Zimbabwe yesterday signed a $1 billion deal with Sinosteel Corp in a development that will see the Chinese firm building a 400 megawatt coal bed methane-fired power plant in Matabeleland North Province and setting up new ferrochrome smelters at Zimasco.
The investment, with potential to create nearly 25 000 jobs, will be implemented in phases.
The first phase involves the drilling of two Coal Bed Methane (CBM) wells at the Shangani grants to fire a 12MW pilot power station, President Mnangagwa told reporters at a signing ceremony.
Under the second phase, more productive wells will be drilled and a 400 MW plant set up.

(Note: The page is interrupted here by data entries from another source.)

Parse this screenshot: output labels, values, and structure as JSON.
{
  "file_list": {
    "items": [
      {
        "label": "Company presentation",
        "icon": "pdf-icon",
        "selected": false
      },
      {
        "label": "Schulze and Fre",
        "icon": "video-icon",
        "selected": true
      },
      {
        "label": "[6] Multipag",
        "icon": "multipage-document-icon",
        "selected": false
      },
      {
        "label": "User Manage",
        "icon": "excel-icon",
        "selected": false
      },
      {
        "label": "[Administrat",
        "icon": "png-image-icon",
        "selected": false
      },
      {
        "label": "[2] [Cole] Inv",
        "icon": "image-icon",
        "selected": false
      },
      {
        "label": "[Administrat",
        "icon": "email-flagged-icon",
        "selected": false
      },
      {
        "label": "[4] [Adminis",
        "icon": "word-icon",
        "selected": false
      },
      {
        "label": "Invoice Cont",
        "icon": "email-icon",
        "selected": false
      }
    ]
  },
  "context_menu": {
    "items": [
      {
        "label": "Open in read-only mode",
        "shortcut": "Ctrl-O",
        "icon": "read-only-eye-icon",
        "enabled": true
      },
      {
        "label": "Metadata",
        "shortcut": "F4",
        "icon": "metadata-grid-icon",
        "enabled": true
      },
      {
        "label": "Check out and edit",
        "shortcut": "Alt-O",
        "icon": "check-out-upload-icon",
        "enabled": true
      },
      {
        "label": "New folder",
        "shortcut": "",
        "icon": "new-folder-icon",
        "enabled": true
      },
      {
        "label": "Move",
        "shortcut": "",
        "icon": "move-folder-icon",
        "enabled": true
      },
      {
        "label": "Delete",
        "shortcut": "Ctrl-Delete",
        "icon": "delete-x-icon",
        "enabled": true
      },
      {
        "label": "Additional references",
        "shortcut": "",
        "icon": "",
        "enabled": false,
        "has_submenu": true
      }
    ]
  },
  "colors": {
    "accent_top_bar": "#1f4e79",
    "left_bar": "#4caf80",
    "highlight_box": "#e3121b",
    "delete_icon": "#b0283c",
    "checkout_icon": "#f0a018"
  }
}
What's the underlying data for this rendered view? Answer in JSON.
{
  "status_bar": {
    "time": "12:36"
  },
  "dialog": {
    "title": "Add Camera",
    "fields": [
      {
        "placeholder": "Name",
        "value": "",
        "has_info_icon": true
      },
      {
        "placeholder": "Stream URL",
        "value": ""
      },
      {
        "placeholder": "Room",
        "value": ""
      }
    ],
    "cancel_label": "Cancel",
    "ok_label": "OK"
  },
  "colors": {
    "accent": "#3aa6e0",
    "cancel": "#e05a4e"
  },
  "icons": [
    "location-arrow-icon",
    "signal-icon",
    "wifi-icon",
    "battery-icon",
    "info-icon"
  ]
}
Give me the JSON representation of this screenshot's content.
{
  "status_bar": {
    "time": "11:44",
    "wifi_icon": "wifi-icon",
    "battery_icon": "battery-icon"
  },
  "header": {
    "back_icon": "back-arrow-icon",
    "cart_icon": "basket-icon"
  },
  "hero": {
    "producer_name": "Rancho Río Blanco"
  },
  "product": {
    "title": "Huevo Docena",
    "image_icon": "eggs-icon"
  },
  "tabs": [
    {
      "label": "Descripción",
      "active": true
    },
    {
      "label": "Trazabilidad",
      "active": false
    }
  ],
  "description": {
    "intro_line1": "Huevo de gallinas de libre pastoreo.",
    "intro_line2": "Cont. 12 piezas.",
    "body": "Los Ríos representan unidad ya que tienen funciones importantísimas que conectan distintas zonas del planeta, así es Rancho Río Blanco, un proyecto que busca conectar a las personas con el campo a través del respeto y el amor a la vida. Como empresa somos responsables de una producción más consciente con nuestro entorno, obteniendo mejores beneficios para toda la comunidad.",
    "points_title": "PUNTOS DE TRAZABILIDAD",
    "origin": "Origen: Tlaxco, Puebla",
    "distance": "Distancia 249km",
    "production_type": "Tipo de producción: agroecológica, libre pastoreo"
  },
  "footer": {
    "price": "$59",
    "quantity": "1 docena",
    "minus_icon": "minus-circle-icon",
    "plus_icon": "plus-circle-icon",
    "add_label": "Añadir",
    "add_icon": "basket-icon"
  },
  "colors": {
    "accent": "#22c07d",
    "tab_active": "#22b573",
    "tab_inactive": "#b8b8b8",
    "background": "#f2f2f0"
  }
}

Sinosteel agreed to build two ferrochrome smelters in Zvishavane and another one in Kwekwe, where it already operates the country's largest ferrochrome plant.
Mines and Mining Development Minister Winston Chitando signed the deal on behalf of the Government, while the Chinese firm was represented by its president Andong Liu.
The signing ceremony was also witnessed by Vice Presidents Constantino Chiwenga and Kembo Mohadi as well as other senior Government officials.
Coal bed methane reserves were first discovered in Matabeleland North some decades ago, but commercial exploration has failed to take off due to lack of investment.
"We are gathered here today to witness our country taking massive strides to tap into coal bed methane industry," President Mnangagwa said.
"As a country, we are endowed with a substantial number of minerals most of, which are still to be exploited including coal bed methane. The untapped sector presents unique and competitive investment opportunities."
The electricity generated would be used by Zimasco's chrome smelting operations with excess supplied to the national grid.
Apart from electricity generation, CBM can also be used in fertiliser and Liquefied Petroleum Gas production.
Mr Andong said the Chinese firm was looking at setting up three more furnaces to ramp up annual ferrochrome production to 300 000 tonnes in the next five years from 120 000 tonnes and 500 000 tonnes in the next decade.
The power plant would start operating in 2025.
President Mnangagwa said the signing of the agreement with Sinosteel, the majority shareholder in Zimasco, was testimony of his administration's wilingness to open up the economy to investment and re-engage the global community to do business with Zimbabwe.
Over the past six months, President Mnangagwa's administration attracted foreign direct investment commitments worth $11 billion in various economic sectors.
He said his Government would continue putting in place measures to facilitate the ease and cost of doing business.
"We will continue to review our processes of facilitating investment inflows," he said.
President Mnangagwa said Government was at an advanced stage of setting up a one stop shop investment centre, which facilitates the ease of doing business and also cuts the amount of time required to register both foreign and local companies.